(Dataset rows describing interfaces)
____________________

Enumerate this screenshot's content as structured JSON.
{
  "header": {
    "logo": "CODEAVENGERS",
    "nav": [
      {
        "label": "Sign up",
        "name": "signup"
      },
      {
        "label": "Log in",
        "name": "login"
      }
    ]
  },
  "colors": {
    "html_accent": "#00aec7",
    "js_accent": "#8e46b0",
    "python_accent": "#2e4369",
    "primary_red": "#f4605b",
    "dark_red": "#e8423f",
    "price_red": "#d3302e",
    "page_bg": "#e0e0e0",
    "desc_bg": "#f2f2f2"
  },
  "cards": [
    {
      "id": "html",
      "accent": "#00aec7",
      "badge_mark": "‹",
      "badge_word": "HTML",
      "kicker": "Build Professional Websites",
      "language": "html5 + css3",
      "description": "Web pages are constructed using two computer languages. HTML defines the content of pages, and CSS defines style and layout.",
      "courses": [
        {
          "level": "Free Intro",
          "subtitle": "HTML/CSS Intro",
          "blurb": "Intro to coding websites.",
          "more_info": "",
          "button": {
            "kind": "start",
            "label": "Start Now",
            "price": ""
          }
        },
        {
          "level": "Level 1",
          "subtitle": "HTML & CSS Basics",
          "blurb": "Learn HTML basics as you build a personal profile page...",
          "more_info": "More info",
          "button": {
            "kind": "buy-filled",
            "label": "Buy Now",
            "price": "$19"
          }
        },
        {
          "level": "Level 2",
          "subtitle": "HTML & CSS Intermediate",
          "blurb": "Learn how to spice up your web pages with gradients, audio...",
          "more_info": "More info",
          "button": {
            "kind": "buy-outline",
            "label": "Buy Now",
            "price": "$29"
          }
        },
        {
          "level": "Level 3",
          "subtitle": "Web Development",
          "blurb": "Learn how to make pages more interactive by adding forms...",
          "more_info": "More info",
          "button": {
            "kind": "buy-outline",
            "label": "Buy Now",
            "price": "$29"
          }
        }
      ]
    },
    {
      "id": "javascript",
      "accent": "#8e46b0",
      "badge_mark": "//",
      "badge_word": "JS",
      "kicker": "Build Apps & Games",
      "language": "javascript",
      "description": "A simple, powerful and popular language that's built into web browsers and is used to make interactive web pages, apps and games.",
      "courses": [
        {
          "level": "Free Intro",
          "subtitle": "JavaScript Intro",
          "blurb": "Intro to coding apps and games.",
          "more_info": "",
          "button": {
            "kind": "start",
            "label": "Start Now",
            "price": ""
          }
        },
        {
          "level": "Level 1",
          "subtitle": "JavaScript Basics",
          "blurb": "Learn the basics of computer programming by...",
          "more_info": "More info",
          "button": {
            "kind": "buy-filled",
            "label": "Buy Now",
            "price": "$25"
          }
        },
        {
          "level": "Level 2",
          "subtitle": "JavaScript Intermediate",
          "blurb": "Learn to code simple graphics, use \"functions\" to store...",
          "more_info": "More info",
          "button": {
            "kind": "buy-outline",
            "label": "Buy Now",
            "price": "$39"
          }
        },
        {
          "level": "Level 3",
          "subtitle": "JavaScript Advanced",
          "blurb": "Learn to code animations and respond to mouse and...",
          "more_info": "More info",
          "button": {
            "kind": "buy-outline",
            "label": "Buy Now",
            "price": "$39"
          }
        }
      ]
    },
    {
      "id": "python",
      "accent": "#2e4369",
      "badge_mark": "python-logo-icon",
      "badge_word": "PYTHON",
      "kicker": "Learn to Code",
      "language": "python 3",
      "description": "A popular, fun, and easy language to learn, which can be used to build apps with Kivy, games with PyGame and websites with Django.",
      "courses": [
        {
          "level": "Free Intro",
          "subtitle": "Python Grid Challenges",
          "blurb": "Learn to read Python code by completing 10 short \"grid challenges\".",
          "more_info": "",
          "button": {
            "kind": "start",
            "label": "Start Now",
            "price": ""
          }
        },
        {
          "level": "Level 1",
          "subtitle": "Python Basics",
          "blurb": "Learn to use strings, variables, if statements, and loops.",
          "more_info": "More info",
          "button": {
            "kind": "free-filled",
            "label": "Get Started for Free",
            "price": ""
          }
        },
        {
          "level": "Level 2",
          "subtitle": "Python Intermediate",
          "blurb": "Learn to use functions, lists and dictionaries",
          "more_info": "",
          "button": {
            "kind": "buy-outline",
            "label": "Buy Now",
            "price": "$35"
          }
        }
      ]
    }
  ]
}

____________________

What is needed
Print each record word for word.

Exercise response
Enumerate this screenshot's content as structured JSON.
{
  "header": {
    "logo": "CODEAVENGERS",
    "nav": [
      {
        "label": "Sign up",
        "name": "signup"
      },
      {
        "label": "Log in",
        "name": "login"
      }
    ]
  },
  "colors": {
    "html_accent": "#00aec7",
    "js_accent": "#8e46b0",
    "python_accent": "#2e4369",
    "primary_red": "#f4605b",
    "dark_red": "#e8423f",
    "price_red": "#d3302e",
    "page_bg": "#e0e0e0",
    "desc_bg": "#f2f2f2"
  },
  "cards": [
    {
      "id": "html",
      "accent": "#00aec7",
      "badge_mark": "‹",
      "badge_word": "HTML",
      "kicker": "Build Professional Websites",
      "language": "html5 + css3",
      "description": "Web pages are constructed using two computer languages. HTML defines the content of pages, and CSS defines style and layout.",
      "courses": [
        {
          "level": "Free Intro",
          "subtitle": "HTML/CSS Intro",
          "blurb": "Intro to coding websites.",
          "more_info": "",
          "button": {
            "kind": "start",
            "label": "Start Now",
            "price": ""
          }
        },
        {
          "level": "Level 1",
          "subtitle": "HTML & CSS Basics",
          "blurb": "Learn HTML basics as you build a personal profile page...",
          "more_info": "More info",
          "button": {
            "kind": "buy-filled",
            "label": "Buy Now",
            "price": "$19"
          }
        },
        {
          "level": "Level 2",
          "subtitle": "HTML & CSS Intermediate",
          "blurb": "Learn how to spice up your web pages with gradients, audio...",
          "more_info": "More info",
          "button": {
            "kind": "buy-outline",
            "label": "Buy Now",
            "price": "$29"
          }
        },
        {
          "level": "Level 3",
          "subtitle": "Web Development",
          "blurb": "Learn how to make pages more interactive by adding forms...",
          "more_info": "More info",
          "button": {
            "kind": "buy-outline",
            "label": "Buy Now",
            "price": "$29"
          }
        }
      ]
    },
    {
      "id": "javascript",
      "accent": "#8e46b0",
      "badge_mark": "//",
      "badge_word": "JS",
      "kicker": "Build Apps & Games",
      "language": "javascript",
      "description": "A simple, powerful and popular language that's built into web browsers and is used to make interactive web pages, apps and games.",
      "courses": [
        {
          "level": "Free Intro",
          "subtitle": "JavaScript Intro",
          "blurb": "Intro to coding apps and games.",
          "more_info": "",
          "button": {
            "kind": "start",
            "label": "Start Now",
            "price": ""
          }
        },
        {
          "level": "Level 1",
          "subtitle": "JavaScript Basics",
          "blurb": "Learn the basics of computer programming by...",
          "more_info": "More info",
          "button": {
            "kind": "buy-filled",
            "label": "Buy Now",
            "price": "$25"
          }
        },
        {
          "level": "Level 2",
          "subtitle": "JavaScript Intermediate",
          "blurb": "Learn to code simple graphics, use \"functions\" to store...",
          "more_info": "More info",
          "button": {
            "kind": "buy-outline",
            "label": "Buy Now",
            "price": "$39"
          }
        },
        {
          "level": "Level 3",
          "subtitle": "JavaScript Advanced",
          "blurb": "Learn to code animations and respond to mouse and...",
          "more_info": "More info",
          "button": {
            "kind": "buy-outline",
            "label": "Buy Now",
            "price": "$39"
          }
        }
      ]
    },
    {
      "id": "python",
      "accent": "#2e4369",
      "badge_mark": "python-logo-icon",
      "badge_word": "PYTHON",
      "kicker": "Learn to Code",
      "language": "python 3",
      "description": "A popular, fun, and easy language to learn, which can be used to build apps with Kivy, games with PyGame and websites with Django.",
      "courses": [
        {
          "level": "Free Intro",
          "subtitle": "Python Grid Challenges",
          "blurb": "Learn to read Python code by completing 10 short \"grid challenges\".",
          "more_info": "",
          "button": {
            "kind": "start",
            "label": "Start Now",
            "price": ""
          }
        },
        {
          "level": "Level 1",
          "subtitle": "Python Basics",
          "blurb": "Learn to use strings, variables, if statements, and loops.",
          "more_info": "More info",
          "button": {
            "kind": "free-filled",
            "label": "Get Started for Free",
            "price": ""
          }
        },
        {
          "level": "Level 2",
          "subtitle": "Python Intermediate",
          "blurb": "Learn to use functions, lists and dictionaries",
          "more_info": "",
          "button": {
            "kind": "buy-outline",
            "label": "Buy Now",
            "price": "$35"
          }
        }
      ]
    }
  ]
}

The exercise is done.